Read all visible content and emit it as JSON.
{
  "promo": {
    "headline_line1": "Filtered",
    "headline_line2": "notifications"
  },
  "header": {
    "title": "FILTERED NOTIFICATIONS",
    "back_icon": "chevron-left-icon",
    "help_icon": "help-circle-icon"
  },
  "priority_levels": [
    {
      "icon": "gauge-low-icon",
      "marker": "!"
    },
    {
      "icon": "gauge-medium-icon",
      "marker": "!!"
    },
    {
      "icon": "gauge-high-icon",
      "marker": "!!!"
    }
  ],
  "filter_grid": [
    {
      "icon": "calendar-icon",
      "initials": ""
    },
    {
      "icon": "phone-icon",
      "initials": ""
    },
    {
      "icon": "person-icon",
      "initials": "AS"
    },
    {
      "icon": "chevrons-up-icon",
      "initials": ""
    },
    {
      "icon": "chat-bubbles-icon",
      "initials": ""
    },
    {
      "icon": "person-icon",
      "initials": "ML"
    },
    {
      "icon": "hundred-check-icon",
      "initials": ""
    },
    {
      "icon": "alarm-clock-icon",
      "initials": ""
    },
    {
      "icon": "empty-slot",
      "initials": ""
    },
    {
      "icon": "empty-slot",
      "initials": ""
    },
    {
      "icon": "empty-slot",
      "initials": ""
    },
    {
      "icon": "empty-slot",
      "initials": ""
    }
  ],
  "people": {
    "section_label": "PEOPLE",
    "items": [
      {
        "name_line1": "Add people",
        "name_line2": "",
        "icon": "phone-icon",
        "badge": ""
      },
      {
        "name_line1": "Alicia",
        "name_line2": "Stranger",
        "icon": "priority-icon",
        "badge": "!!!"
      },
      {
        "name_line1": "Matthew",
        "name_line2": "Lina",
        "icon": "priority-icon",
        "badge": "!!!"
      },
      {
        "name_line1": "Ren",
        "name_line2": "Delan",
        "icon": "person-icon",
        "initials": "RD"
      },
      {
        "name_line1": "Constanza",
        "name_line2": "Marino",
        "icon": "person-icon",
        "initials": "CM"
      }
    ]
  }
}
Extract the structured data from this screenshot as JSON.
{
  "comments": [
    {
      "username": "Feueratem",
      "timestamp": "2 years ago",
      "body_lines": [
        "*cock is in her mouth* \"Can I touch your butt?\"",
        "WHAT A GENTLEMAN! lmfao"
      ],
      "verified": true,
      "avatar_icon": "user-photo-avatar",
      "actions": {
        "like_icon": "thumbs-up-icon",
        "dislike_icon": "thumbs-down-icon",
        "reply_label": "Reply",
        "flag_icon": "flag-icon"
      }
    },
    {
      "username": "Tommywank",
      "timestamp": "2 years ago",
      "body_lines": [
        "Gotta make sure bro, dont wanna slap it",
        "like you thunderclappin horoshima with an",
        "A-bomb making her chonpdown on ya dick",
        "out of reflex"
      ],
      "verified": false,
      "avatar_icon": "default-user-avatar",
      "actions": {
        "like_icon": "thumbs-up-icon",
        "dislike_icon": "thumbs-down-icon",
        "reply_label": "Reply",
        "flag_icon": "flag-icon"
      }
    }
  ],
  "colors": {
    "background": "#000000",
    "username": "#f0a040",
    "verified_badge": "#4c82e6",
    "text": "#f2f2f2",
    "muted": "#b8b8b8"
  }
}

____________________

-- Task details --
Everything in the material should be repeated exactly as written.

-- Answer --
Read all visible content and emit it as JSON.
{
  "promo": {
    "headline_line1": "Filtered",
    "headline_line2": "notifications"
  },
  "header": {
    "title": "FILTERED NOTIFICATIONS",
    "back_icon": "chevron-left-icon",
    "help_icon": "help-circle-icon"
  },
  "priority_levels": [
    {
      "icon": "gauge-low-icon",
      "marker": "!"
    },
    {
      "icon": "gauge-medium-icon",
      "marker": "!!"
    },
    {
      "icon": "gauge-high-icon",
      "marker": "!!!"
    }
  ],
  "filter_grid": [
    {
      "icon": "calendar-icon",
      "initials": ""
    },
    {
      "icon": "phone-icon",
      "initials": ""
    },
    {
      "icon": "person-icon",
      "initials": "AS"
    },
    {
      "icon": "chevrons-up-icon",
      "initials": ""
    },
    {
      "icon": "chat-bubbles-icon",
      "initials": ""
    },
    {
      "icon": "person-icon",
      "initials": "ML"
    },
    {
      "icon": "hundred-check-icon",
      "initials": ""
    },
    {
      "icon": "alarm-clock-icon",
      "initials": ""
    },
    {
      "icon": "empty-slot",
      "initials": ""
    },
    {
      "icon": "empty-slot",
      "initials": ""
    },
    {
      "icon": "empty-slot",
      "initials": ""
    },
    {
      "icon": "empty-slot",
      "initials": ""
    }
  ],
  "people": {
    "section_label": "PEOPLE",
    "items": [
      {
        "name_line1": "Add people",
        "name_line2": "",
        "icon": "phone-icon",
        "badge": ""
      },
      {
        "name_line1": "Alicia",
        "name_line2": "Stranger",
        "icon": "priority-icon",
        "badge": "!!!"
      },
      {
        "name_line1": "Matthew",
        "name_line2": "Lina",
        "icon": "priority-icon",
        "badge": "!!!"
      },
      {
        "name_line1": "Ren",
        "name_line2": "Delan",
        "icon": "person-icon",
        "initials": "RD"
      },
      {
        "name_line1": "Constanza",
        "name_line2": "Marino",
        "icon": "person-icon",
        "initials": "CM"
      }
    ]
  }
}
Extract the structured data from this screenshot as JSON.
{
  "comments": [
    {
      "username": "Feueratem",
      "timestamp": "2 years ago",
      "body_lines": [
        "*cock is in her mouth* \"Can I touch your butt?\"",
        "WHAT A GENTLEMAN! lmfao"
      ],
      "verified": true,
      "avatar_icon": "user-photo-avatar",
      "actions": {
        "like_icon": "thumbs-up-icon",
        "dislike_icon": "thumbs-down-icon",
        "reply_label": "Reply",
        "flag_icon": "flag-icon"
      }
    },
    {
      "username": "Tommywank",
      "timestamp": "2 years ago",
      "body_lines": [
        "Gotta make sure bro, dont wanna slap it",
        "like you thunderclappin horoshima with an",
        "A-bomb making her chonpdown on ya dick",
        "out of reflex"
      ],
      "verified": false,
      "avatar_icon": "default-user-avatar",
      "actions": {
        "like_icon": "thumbs-up-icon",
        "dislike_icon": "thumbs-down-icon",
        "reply_label": "Reply",
        "flag_icon": "flag-icon"
      }
    }
  ],
  "colors": {
    "background": "#000000",
    "username": "#f0a040",
    "verified_badge": "#4c82e6",
    "text": "#f2f2f2",
    "muted": "#b8b8b8"
  }
}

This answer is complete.